Kean students launch barbershop quartet
Members of the Garden State Sound Quartet: Daniel Hutchinson, Michael Harris, Nick Buonvilino, and Christopher Neuman
By Bryan C. Kuriawa
In college, it isn’t uncommon for musically-themed students to set up acts dedicated to their music of choice. Often their acts will be related to popular genres including rock, pop and others. Yet for four Kean students, their musical act would be outside of the traditional norm, something both new and classic.
Since 2014, The Garden State Sound Quartet has been entertaining audiences with their renditions of classical songs. Following the tradition of such quartets, with their deep harmonic vocals, the four have made a niche all their own.
With members, Michael Harris, Daniel Hutchinson, Nick Buonvilino, and Christopher Neuman, they wish to share their voices with the world. But in the same manner as all musical acts, the Quartet had to find its voice over time.
“We started some male quartets, and other smaller assembles, here at the school,” Hutchinson said. “A friend of ours started a male choir, basically a bunch of guys who enjoy singing together. We did a couple of concerts as a sextet and a little quartet.”
With the graduation of one of their members, the group was left in the predicament of looking for their next idea. After holding several auditions, the 3 remaining members found their newest member in the form of Nick Buonvilino.
“They contacted me and asked if I wanted to be in a quartet with them, and I was actually thrilled about it because I wanted to do a quartet for some time,” said Buonvilino.
After gathering together all of their members, the group had to come to the question of what would be their new name. Following such ideas as “Rolling Tones,” “Keynotes,” and most controversially, “Cereal, no milk,” they finally decided upon their current name.
In the summer of 2014, the newly formed quartet had their first performance during a church mass, performing a popular piece entitled “O Love that wilt not let me go.” Performing at various churches and other private events, the Quartet found the experiences to be quite enjoyable. During these performances, they find that they have been warmly received by many of the older generation.
“It appeals more to that generation and some of the younger generation as well,” said Buonvilino. “It’s really interesting to see how happy these people are when they hear us sing, it’s a very great feeling.”
Referring to how audiences react, Hutchinson stated many saw their music as an old friend upon listening to it. It was also surprising to audiences that college-age individuals would be interested in singing this type of music. Despite many of the audiences being of an older generation, the Quartet feel they can appeal to a younger demographic.
“People can still appreciate good music, especially how good it sounds, when you get four guys who can click together that well and that closely,” said Harris.
Referring to the recent popularity of “Pitch Perfect” and “The Sing-Off,” they mentioned this can bring back A cappella music into the mainstream. In the same sense, they mention that even some modern songs can be transformed into such pieces for their own performances.

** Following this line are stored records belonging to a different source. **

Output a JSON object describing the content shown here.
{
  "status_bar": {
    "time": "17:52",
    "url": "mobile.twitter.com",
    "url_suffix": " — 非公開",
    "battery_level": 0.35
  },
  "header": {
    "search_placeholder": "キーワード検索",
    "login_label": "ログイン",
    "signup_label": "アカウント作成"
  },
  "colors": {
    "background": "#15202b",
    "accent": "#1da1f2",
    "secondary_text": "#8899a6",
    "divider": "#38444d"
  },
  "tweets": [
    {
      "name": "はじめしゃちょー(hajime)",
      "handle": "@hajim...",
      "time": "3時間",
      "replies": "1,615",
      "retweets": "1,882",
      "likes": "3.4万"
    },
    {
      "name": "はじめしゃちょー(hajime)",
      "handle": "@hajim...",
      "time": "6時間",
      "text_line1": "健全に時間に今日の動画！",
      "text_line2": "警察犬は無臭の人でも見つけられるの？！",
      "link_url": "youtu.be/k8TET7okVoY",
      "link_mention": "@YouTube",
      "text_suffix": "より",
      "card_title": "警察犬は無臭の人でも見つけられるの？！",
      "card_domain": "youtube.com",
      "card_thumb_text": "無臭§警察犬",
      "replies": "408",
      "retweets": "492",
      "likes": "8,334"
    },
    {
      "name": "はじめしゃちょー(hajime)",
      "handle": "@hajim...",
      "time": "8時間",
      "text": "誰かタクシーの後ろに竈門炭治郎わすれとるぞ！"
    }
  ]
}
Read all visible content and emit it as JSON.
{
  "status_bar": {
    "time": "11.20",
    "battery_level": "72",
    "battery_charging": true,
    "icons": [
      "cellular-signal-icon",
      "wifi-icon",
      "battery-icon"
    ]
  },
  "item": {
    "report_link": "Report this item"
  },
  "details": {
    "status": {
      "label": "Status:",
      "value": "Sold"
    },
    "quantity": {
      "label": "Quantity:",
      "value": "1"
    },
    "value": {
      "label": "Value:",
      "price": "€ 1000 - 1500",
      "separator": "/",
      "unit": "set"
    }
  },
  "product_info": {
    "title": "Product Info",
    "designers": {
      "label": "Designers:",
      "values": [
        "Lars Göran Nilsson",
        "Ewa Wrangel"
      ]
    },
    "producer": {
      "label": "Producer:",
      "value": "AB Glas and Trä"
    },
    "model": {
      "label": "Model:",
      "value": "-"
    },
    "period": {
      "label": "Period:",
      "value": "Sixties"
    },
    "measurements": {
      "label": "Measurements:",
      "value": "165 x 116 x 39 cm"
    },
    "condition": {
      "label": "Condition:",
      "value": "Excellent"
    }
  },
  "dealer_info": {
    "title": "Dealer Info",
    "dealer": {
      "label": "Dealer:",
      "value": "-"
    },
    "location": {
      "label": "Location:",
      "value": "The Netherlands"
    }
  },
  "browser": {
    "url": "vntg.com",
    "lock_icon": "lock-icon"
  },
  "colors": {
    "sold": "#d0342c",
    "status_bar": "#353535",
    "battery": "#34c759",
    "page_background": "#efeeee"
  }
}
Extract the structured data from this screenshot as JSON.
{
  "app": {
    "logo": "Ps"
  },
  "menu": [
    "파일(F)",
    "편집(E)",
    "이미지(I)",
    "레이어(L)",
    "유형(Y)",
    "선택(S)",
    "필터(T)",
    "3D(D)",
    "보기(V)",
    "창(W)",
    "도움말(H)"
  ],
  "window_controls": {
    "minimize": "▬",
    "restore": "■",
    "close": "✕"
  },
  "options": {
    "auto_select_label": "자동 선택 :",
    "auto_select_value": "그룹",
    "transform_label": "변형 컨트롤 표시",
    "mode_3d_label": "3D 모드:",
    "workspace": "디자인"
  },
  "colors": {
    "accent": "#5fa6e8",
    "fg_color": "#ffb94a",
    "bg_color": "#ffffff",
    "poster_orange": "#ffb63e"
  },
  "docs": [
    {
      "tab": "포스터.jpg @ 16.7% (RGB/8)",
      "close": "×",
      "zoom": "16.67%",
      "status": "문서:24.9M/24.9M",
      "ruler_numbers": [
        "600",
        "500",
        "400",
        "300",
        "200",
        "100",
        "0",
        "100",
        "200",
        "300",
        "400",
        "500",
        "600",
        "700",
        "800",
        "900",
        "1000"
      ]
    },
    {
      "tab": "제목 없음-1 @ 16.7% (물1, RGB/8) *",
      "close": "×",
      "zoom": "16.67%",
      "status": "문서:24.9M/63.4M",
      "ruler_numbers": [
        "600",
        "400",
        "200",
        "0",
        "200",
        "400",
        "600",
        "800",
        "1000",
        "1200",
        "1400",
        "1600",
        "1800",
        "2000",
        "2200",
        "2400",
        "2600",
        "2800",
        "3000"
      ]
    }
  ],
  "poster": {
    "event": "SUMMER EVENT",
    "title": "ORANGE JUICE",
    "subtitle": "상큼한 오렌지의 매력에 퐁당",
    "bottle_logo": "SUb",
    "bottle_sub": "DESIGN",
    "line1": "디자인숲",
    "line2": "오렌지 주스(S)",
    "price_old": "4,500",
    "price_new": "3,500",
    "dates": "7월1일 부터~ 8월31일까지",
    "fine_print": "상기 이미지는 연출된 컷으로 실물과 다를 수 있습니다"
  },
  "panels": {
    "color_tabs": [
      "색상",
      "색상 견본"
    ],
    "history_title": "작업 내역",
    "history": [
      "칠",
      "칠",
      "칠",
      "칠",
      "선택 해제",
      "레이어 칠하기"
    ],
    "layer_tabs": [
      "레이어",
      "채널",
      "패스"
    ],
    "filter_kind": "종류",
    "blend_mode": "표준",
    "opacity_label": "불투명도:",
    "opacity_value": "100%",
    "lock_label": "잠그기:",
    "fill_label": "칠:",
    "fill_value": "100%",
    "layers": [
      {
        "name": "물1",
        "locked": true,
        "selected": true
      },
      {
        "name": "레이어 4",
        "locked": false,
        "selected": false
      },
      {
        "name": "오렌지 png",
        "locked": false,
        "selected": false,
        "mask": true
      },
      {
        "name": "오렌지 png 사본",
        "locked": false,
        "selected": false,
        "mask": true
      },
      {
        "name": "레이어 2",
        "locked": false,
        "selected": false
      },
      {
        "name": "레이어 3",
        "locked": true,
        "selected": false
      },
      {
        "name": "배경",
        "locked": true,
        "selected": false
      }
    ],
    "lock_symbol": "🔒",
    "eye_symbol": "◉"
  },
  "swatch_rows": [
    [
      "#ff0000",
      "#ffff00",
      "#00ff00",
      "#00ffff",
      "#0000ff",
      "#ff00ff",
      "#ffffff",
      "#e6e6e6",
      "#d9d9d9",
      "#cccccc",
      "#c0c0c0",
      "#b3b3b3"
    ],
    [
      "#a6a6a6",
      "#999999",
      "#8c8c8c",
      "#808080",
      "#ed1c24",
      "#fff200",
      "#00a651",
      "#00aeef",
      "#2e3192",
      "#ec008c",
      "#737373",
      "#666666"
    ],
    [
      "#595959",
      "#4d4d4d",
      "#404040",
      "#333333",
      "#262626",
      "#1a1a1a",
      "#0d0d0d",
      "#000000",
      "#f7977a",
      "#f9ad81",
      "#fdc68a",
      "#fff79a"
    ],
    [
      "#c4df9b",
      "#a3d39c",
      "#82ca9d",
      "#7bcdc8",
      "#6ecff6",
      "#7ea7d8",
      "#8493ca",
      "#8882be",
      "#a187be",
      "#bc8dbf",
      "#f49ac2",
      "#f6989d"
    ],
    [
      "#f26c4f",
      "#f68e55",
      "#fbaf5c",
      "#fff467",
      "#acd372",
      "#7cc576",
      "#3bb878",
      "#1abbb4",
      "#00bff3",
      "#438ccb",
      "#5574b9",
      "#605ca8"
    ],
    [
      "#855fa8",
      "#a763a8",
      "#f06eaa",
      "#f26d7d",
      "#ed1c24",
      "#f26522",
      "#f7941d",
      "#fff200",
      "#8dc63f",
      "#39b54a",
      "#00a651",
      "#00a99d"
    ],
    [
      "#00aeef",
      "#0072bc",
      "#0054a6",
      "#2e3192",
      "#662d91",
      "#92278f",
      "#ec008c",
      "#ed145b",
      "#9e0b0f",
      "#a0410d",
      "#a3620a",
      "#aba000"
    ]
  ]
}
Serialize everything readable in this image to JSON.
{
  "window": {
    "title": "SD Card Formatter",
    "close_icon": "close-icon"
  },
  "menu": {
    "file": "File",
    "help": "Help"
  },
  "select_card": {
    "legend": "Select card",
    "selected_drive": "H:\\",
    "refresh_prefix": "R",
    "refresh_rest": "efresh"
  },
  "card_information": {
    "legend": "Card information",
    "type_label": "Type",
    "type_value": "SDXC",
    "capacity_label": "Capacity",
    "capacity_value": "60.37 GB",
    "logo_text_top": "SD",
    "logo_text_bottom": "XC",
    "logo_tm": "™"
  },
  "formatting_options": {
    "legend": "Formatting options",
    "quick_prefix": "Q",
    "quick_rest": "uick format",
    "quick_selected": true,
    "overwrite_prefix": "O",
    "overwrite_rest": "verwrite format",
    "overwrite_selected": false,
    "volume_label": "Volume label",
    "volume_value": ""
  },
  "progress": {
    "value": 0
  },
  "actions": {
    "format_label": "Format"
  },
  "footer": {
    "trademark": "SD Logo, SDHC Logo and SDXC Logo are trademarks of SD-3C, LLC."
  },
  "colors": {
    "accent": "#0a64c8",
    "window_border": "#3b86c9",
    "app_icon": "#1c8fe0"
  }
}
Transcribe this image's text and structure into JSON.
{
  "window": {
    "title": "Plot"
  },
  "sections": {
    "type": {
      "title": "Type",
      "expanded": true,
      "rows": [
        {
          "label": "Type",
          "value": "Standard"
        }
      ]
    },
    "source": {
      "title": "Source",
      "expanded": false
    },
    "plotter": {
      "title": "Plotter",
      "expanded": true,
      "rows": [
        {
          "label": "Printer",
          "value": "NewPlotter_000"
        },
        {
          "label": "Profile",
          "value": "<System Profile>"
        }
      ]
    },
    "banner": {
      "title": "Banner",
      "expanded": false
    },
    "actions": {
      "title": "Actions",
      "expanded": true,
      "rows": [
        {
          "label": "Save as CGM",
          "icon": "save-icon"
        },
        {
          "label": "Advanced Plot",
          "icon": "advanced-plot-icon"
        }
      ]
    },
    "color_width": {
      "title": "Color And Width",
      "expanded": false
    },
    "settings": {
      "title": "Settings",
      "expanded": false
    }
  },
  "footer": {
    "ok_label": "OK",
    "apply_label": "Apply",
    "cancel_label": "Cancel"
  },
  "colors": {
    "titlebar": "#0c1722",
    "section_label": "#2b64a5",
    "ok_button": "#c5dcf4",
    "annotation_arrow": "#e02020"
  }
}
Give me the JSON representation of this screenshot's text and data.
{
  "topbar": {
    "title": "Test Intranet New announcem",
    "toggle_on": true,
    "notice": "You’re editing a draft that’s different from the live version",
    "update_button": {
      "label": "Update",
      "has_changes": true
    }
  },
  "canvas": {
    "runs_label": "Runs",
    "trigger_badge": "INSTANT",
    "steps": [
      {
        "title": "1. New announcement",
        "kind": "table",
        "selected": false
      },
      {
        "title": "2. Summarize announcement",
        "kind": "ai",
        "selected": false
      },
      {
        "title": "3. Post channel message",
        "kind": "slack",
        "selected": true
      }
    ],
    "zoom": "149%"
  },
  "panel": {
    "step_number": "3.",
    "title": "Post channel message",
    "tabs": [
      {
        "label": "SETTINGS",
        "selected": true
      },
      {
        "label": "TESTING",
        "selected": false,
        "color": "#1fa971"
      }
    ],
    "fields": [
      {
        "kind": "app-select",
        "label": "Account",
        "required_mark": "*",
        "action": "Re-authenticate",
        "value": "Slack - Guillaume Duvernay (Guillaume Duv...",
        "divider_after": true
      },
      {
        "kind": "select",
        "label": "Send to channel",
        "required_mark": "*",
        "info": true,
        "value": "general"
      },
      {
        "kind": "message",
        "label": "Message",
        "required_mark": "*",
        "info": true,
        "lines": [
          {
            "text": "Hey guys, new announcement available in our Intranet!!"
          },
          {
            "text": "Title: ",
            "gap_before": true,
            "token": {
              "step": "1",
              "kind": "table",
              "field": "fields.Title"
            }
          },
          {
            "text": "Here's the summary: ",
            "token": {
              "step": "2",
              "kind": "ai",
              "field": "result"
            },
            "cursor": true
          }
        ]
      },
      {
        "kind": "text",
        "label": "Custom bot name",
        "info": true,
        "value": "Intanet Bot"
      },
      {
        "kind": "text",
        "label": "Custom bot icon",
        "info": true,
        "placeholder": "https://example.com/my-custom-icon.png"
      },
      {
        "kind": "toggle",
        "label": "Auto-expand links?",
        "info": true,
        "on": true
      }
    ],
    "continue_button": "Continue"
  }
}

However, the members state that this style will always endure and appeal endlessly to any generation. Yet, they would always consider the possibility of doing a CD release if the opportunity was presented.
“It would be nice to handout some of what we do in a recorded fashion,” said Buonvilino. “We just have to find a place to record, and we do have some places in mind, we would just have to get in contact with them.”
At present, The Garden State Sound Quartet is currently looking into a summer tour, or as they jokingly put it as far as they were willing to drive. Considering their previous success, it will surely be a tour that will delight and entertain audiences of all generations.